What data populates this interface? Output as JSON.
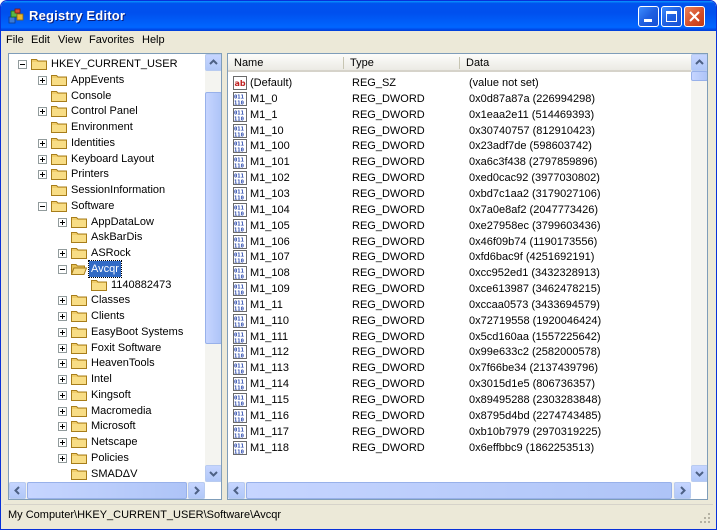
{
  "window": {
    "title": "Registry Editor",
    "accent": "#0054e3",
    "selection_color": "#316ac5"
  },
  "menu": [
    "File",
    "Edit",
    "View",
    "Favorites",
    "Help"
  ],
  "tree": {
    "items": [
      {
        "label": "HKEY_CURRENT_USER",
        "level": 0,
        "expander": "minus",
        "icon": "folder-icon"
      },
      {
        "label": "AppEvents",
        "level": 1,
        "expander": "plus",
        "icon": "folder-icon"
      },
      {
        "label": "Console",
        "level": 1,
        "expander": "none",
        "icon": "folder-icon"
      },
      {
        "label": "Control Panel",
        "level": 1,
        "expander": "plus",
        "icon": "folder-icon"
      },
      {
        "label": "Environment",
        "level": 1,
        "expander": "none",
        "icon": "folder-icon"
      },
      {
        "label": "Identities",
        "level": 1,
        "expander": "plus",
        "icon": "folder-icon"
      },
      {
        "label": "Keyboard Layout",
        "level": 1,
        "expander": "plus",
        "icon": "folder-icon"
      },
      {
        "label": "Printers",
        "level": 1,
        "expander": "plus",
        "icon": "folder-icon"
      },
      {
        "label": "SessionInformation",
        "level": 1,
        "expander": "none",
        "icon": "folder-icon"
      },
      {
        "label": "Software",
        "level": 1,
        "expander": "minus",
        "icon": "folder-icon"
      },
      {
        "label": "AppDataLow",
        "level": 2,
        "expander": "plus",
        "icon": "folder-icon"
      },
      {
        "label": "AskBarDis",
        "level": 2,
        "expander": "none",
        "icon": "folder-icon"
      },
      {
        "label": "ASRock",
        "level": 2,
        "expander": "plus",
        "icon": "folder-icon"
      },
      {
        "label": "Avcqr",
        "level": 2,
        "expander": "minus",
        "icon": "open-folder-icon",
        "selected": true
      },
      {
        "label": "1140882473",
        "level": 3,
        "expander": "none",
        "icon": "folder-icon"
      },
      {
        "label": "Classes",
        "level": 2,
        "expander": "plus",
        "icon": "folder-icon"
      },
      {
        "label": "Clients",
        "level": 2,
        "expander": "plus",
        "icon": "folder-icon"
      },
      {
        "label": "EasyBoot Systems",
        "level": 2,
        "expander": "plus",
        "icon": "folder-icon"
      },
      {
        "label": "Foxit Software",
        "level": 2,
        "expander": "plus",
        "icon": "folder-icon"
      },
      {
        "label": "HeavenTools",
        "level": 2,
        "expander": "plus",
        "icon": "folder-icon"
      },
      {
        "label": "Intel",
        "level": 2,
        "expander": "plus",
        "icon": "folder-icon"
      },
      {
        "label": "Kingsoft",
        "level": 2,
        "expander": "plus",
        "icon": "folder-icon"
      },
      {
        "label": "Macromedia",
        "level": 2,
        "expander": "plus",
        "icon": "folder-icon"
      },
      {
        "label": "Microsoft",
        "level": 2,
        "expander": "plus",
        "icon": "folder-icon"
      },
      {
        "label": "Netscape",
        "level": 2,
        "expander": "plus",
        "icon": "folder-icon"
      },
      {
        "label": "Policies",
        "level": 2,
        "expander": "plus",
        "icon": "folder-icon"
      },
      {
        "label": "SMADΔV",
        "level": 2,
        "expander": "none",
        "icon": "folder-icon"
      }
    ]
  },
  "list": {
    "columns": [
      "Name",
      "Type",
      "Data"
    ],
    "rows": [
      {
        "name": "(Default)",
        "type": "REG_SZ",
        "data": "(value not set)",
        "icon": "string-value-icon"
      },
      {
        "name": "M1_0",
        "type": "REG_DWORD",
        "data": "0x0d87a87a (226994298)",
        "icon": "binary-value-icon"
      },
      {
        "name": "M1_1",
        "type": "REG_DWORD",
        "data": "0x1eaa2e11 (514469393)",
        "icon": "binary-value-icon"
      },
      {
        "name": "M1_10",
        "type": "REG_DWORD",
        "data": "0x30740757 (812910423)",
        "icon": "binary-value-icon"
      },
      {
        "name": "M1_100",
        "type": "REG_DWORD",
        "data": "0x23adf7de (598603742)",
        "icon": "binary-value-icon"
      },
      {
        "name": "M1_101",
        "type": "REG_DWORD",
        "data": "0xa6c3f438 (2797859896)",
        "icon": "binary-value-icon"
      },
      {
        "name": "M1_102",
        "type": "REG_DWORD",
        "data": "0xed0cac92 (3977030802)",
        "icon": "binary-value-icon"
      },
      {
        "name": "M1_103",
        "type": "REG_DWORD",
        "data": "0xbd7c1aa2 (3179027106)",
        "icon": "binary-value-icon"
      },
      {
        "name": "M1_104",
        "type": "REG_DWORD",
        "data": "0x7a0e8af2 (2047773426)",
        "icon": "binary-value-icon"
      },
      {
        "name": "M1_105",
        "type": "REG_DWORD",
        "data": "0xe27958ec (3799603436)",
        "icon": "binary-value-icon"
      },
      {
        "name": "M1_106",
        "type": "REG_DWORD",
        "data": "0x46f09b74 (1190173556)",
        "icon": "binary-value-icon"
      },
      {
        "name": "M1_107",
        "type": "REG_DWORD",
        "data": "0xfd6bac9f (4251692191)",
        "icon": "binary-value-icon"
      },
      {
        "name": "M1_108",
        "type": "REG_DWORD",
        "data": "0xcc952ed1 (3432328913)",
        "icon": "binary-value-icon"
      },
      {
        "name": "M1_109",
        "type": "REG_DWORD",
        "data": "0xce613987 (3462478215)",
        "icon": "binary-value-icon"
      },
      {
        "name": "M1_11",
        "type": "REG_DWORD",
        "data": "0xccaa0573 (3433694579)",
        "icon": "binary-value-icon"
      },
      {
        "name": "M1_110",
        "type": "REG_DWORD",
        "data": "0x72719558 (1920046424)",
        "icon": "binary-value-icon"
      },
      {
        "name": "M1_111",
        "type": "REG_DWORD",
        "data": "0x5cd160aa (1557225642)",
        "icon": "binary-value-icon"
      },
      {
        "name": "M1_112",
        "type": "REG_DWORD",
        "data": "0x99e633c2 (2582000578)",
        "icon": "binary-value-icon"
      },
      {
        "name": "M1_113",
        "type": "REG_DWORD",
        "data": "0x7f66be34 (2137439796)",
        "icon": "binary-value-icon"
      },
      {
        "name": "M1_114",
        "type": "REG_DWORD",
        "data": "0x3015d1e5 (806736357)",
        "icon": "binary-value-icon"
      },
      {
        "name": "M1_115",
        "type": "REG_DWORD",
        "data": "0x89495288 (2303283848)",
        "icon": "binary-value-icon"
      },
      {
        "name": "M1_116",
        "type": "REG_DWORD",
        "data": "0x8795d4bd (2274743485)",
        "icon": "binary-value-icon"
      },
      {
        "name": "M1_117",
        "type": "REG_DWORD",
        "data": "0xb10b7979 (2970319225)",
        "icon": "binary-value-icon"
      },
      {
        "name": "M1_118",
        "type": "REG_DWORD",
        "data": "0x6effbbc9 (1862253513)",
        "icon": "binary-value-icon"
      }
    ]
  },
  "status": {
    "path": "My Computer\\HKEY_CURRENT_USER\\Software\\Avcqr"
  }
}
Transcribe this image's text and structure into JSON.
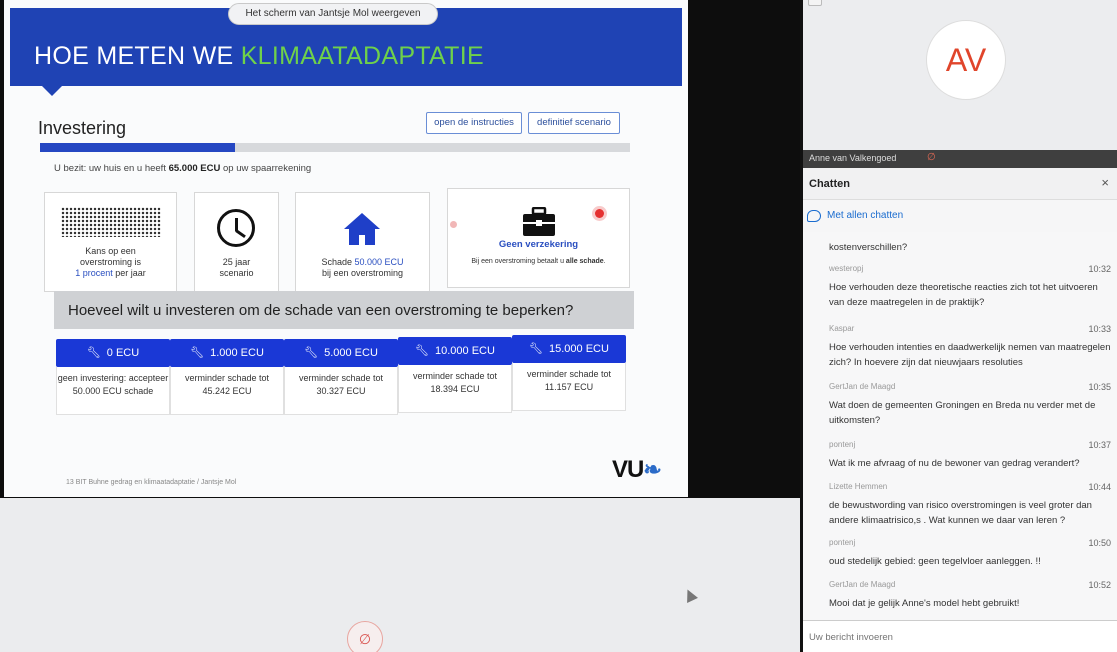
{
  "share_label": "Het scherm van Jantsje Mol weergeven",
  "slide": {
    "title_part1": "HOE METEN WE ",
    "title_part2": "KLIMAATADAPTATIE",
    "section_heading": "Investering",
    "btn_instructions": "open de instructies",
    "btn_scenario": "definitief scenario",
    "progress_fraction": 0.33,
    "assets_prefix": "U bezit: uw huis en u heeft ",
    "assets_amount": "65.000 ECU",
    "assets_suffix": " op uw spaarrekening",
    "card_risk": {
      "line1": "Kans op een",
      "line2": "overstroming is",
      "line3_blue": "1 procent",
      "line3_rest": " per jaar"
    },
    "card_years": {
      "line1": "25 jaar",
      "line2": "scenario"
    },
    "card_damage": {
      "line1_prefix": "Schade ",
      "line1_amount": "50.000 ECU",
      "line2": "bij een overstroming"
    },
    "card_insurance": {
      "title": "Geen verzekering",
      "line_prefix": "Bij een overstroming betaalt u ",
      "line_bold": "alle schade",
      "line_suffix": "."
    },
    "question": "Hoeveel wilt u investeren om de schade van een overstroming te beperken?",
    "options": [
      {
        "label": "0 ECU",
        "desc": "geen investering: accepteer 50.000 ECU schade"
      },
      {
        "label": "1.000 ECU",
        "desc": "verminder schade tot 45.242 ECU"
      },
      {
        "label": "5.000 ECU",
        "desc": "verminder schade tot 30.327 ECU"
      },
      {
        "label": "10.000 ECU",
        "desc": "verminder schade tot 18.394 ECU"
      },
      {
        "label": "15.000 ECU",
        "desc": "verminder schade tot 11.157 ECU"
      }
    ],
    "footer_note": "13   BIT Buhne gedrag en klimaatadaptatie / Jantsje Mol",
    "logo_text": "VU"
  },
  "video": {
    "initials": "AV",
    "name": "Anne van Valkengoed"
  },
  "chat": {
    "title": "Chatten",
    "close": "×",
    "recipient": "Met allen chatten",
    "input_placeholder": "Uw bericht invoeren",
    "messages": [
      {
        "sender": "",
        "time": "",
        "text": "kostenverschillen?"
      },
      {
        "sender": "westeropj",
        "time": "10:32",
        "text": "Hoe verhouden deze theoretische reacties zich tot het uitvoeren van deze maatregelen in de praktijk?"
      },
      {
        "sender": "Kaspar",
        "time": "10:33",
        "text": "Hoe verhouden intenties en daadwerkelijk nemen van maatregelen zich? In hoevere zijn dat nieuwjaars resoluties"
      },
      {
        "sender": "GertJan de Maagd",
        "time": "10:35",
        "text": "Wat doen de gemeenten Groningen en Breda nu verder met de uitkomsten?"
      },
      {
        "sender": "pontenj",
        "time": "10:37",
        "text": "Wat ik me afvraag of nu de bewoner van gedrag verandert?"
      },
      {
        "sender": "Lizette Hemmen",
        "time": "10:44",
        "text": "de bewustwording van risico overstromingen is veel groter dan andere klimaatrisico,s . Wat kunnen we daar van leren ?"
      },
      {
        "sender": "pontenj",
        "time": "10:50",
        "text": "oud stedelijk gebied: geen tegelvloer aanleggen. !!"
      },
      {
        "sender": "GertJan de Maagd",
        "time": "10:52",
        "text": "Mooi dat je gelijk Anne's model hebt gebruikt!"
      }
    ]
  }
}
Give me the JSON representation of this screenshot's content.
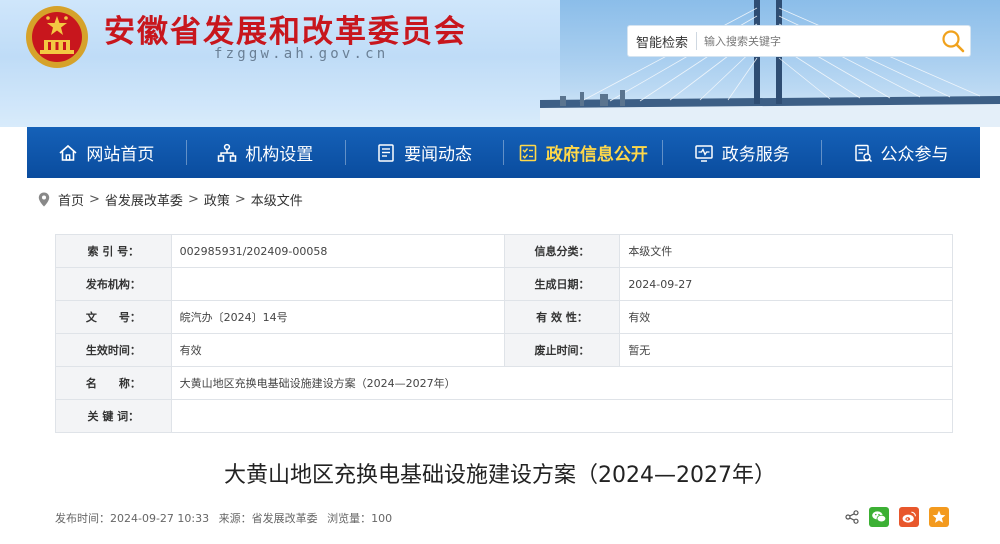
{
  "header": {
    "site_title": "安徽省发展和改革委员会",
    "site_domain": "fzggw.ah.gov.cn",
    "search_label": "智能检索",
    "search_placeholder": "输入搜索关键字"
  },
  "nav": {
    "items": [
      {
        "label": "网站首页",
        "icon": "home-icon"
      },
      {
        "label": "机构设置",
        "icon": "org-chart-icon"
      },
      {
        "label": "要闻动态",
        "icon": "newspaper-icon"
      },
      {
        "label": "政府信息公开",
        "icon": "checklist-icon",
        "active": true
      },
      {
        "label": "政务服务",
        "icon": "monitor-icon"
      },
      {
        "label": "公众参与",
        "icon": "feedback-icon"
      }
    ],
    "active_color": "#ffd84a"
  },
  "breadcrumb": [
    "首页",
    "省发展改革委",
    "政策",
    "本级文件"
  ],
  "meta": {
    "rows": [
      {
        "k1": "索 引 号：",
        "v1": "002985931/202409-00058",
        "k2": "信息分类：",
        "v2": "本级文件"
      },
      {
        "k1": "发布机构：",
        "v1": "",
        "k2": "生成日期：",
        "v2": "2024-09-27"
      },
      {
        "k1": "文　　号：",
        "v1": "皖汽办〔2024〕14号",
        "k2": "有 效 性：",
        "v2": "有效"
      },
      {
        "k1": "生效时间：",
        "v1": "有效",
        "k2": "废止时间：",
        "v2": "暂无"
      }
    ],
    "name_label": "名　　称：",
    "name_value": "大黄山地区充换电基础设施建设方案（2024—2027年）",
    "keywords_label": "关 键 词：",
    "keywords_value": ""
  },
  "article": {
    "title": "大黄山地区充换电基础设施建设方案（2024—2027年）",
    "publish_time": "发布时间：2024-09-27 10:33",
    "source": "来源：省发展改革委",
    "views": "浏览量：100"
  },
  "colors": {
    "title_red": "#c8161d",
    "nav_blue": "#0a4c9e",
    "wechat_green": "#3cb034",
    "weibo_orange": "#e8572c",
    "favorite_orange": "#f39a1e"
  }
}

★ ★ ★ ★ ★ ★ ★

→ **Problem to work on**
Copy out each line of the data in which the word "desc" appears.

→ **Solution for this problem**
        "desc": "geen investering: accepteer 50.000 ECU schade"
        "desc": "verminder schade tot 45.242 ECU"
        "desc": "verminder schade tot 30.327 ECU"
        "desc": "verminder schade tot 18.394 ECU"
        "desc": "verminder schade tot 11.157 ECU"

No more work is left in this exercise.